Start date
Betweenand

Methylomic changes during development of psychiatric disorders

Grant number: 16/25374-9
Support type:Scholarships abroad - Research Internship - Doctorate
Effective date (Start): May 01, 2017
Effective date (End): April 30, 2018
Field of knowledge:Health Sciences - Medicine
Principal Investigator:Síntia Iole Nogueira Belangero
Grantee:Leticia Maria Nery Spindola
Supervisor abroad: Hakon Hakonarson
Home Institution: Escola Paulista de Medicina (EPM). Universidade Federal de São Paulo (UNIFESP). Campus São Paulo. São Paulo , SP, Brazil
Local de pesquisa : Children's Hospital of Philadelphia (CHOP), United States  
Associated to the scholarship:15/10733-0 - Analysis of DNA methylation in blood associated with emergence of psychiatric symptoms and environmental stressors in adolescence, BP.DR

Abstract

Psychiatric disorders are genetically complex traits. Despite decades of research, there is little certainty about their biological basis. The study of basic dimensions of functioning (psychiatric symptoms) instead of psychiatric diagnosis could help to better understand the nature of these disorders. In the present study, we aim: 1) to compare genome-wide DNA methylation in peripheral blood of children and adolescents with low psychiatric symptoms (PS) at baseline and with high PS after 3 years of follow-up (categorical comparison); 2) to identify methylation changes associated to symptoms of psychiatric disorders (continuous comparison); 3) to identify methylation changes associated to environmental risk factors experienced by the subjects during 3 years of follow-up; 4) to verify if the genes located near differentially methylated regions present differentially expression patterns; and 5) to learn how to perform and analyze big data from DNA methylation microarray and gene expression microarray using bioinformatics tools. In this way, we will investigate subjects from a large prospective community school-based study in Brazil, the High Risk Cohort (HRC) for Psychiatric Disorders. The HRC has clinical and genetic measures in two different time-points (baseline and 3 years of follow-up). In both points, PS were assessed using Child Behavior Checklist (CBCL). For the present study, we will select from HRC 24 subjects with CBCL score < 30 at the baseline that increased these score more than 16 (mean = 29, SD = 9) after 3 years of follow-up. We will generate methylation data using the Infinium Methylation EPIC BeadChip. DNA methylation microarray and all the analyses and the bioinformatics training will be developed in collaboration with Dr. Hakon Hakonarson group, in the Center for Applied Genomics at Children's Hospital of Philadelphia.

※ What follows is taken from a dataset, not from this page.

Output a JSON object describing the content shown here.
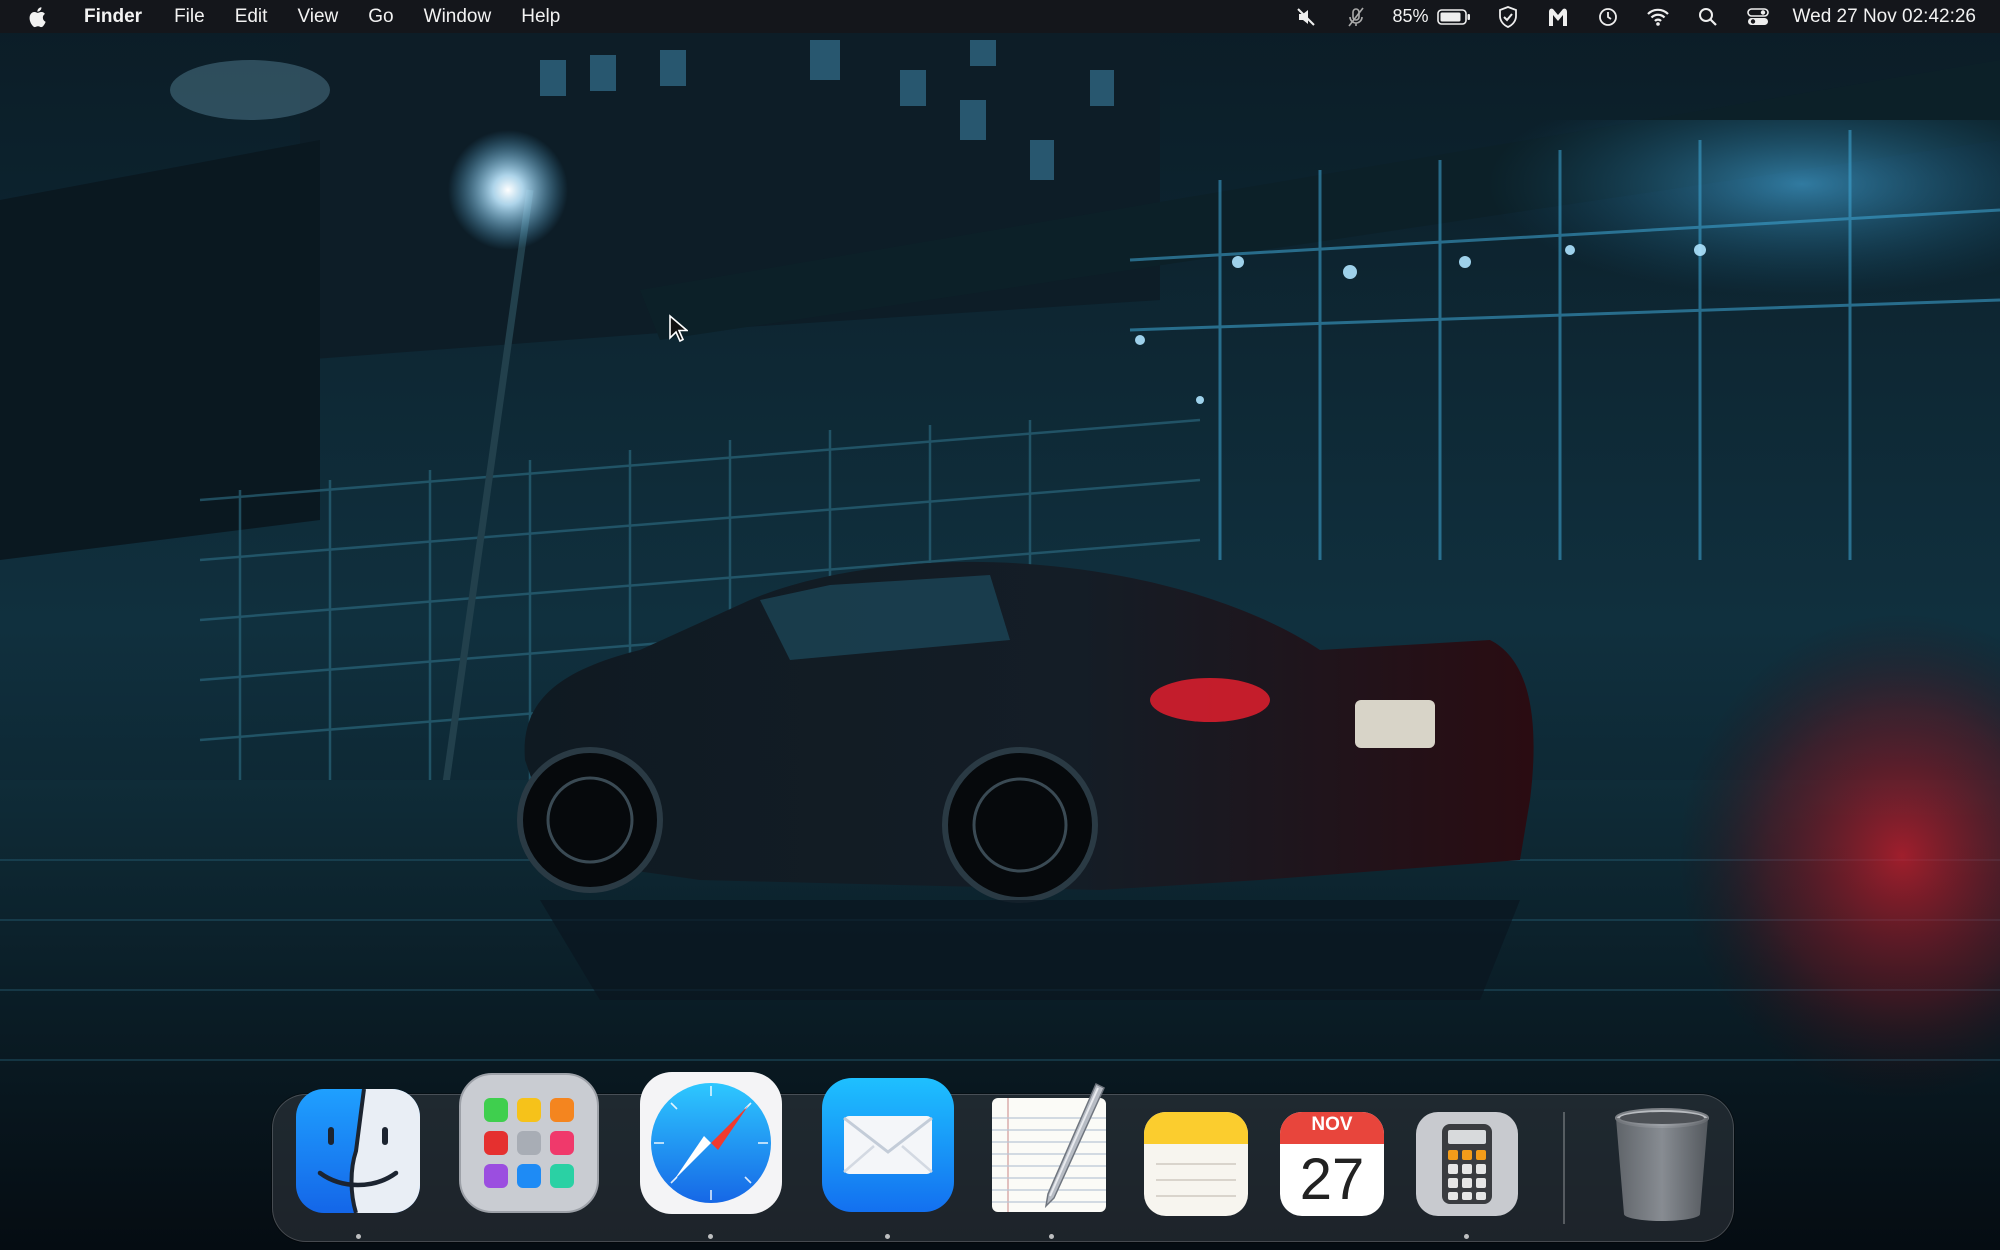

To execute our 4th aim, we will use the data generated by other project from our group also supported by FAPESP (FAPESP Nº 2017/05339-7). The results of this study may contribute to a better understanding of the pathogenesis of psychiatric disorder in children and adolescents. (AU)